In negligence actions, Virginia has long adhered to the “collateral source rule” which holds that payments received by an injured plaintiff from a source other than the tortfeasor/defendant are not deducted from the damages owed to the plaintiff by the tortfeasor/defendant. This principle is classically illustrated in personal injury actions where the medical bills of the plaintiff are initially paid for by the plaintiff’s own health insurance. In that context, the Virginia courts have long held that the tortfeasor/defendant gets no credit for or benefit from the amounts paid to the plaintiff by her own health insurance. The tortfeasor/defendant owes the plaintiff for those amounts in full.
In Dominion Resources, Inc., v. Alstom Power, Inc., the Virginia Supreme Court for the first time addressed whether the collateral source rule also applied in breach of contract actions. The Court answered in the affirmative holding that the rule does so apply.
This dispute arose in the context of a boiler accident at a Dominion Resources power-generation facility which injured five workers, three fatally. To resolve those claims, Dominion Resources paid close to $15M in legal fees and settlements. The loss was covered by a series of insurance policies. The primary coverage was provided to Dominion Resources as an additional insured on two policies obtained by Alstom Power. Alstom Power did so pursuant to a services agreement between the parties.

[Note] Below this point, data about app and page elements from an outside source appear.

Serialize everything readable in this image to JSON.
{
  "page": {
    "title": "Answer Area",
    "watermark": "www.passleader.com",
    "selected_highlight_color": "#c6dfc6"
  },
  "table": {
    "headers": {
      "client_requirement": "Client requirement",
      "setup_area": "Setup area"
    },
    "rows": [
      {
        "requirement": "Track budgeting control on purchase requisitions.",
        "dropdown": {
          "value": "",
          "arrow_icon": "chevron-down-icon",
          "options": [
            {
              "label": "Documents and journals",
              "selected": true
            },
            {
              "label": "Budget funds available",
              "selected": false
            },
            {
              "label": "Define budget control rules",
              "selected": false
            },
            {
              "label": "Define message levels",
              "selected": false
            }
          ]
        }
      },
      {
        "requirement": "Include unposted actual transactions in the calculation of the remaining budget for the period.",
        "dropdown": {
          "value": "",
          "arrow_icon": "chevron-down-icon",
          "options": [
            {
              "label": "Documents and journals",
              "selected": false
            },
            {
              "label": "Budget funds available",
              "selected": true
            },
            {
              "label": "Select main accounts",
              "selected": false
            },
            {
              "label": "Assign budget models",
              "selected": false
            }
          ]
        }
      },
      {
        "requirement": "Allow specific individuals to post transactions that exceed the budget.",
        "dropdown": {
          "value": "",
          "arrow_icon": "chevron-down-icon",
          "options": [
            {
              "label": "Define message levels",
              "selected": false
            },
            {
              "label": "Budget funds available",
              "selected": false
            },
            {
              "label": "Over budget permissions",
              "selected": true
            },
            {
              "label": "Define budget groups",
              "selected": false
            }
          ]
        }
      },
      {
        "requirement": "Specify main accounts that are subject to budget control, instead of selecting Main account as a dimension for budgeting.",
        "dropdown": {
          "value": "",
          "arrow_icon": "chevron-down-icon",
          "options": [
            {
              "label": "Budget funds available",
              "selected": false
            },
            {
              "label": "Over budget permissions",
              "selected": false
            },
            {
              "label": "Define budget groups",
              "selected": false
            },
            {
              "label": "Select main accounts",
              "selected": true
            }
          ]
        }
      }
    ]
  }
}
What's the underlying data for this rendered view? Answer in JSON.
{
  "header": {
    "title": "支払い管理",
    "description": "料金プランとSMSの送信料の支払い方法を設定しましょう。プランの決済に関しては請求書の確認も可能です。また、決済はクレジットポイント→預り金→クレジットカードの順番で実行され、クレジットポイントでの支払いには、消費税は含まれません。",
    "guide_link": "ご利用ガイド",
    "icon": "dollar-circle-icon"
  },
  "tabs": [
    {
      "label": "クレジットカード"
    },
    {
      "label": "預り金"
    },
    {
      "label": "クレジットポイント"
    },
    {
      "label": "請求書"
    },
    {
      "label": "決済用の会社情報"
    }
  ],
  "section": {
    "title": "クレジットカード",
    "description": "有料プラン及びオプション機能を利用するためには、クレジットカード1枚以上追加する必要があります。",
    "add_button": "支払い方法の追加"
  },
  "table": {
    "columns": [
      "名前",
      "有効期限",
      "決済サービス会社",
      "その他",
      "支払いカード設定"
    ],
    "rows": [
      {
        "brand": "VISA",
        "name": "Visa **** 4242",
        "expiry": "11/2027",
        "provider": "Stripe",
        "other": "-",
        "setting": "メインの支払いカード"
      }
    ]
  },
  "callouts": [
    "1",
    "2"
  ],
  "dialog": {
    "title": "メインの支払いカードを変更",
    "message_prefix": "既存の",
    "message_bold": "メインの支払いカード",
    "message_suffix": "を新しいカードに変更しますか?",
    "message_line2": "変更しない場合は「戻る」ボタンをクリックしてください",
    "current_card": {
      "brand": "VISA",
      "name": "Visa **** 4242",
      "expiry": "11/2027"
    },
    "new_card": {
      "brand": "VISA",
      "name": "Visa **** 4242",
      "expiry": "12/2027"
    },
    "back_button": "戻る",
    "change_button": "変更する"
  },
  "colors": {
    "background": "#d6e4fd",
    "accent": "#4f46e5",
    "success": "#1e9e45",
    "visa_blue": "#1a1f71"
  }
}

After the underlying personal injury suits were resolved, Dominion Resources filed a breach of contract action against Alstom Power alleging breach because:
(1) Alstom failed to defend Dominion in the underlying lawsuits; and,
(2) The insuring agreements obtained by Alstom treated the costs of defense as a part of the loss. This last policy feature, known as an “eroding” policy, lessened the amount available to Dominion Resources to compensate the injured workers.
In deciding that the collateral source rule did apply to breach of contract matters, the Court noted that the rule’s primary purpose was to prohibit a defendant from escaping the full liability for all injuries resulting from his wrong. As a public policy matter, the Court reasoned that it is best to make a defendant answer for the full extent of the injury caused even if the plaintiff receives a “double recovery” as a result. The Court ended its analysis by noting that in many breach of contract matters involving insured losses there would in fact be no double recovery. In the instant case, Dominion Resources will use its recovery to reimburse its own excess insurance carrier who had paid part of the compensation and legal fees in the underlying personal injury actions.